SOURCE RECORDS —
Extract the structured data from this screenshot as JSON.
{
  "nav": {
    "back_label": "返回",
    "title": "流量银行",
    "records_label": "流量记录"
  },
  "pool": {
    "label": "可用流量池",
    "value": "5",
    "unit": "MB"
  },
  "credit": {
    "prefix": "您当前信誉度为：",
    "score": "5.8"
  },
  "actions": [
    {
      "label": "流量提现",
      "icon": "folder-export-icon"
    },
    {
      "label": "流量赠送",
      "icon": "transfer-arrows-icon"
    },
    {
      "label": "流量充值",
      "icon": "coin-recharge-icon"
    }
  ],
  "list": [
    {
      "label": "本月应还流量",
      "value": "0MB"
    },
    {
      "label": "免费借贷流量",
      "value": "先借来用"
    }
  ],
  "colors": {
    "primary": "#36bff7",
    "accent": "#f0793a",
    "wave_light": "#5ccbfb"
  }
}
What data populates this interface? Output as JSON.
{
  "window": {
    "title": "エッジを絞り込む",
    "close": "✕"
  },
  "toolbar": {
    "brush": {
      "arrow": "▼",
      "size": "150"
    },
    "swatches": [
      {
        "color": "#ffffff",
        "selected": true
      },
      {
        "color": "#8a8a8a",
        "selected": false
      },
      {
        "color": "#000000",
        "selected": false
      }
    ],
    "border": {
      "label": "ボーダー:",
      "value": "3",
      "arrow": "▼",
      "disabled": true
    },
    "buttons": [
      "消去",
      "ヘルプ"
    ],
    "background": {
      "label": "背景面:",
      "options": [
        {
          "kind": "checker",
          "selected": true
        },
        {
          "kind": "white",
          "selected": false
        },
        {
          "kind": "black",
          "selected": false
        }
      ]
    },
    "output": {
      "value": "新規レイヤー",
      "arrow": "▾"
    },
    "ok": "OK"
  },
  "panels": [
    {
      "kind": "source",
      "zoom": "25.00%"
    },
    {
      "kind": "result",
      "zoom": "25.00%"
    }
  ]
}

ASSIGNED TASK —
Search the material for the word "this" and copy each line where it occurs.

WRITTEN SOLUTION —
Extract the structured data from this screenshot as JSON.
What data populates this interface? Output as JSON.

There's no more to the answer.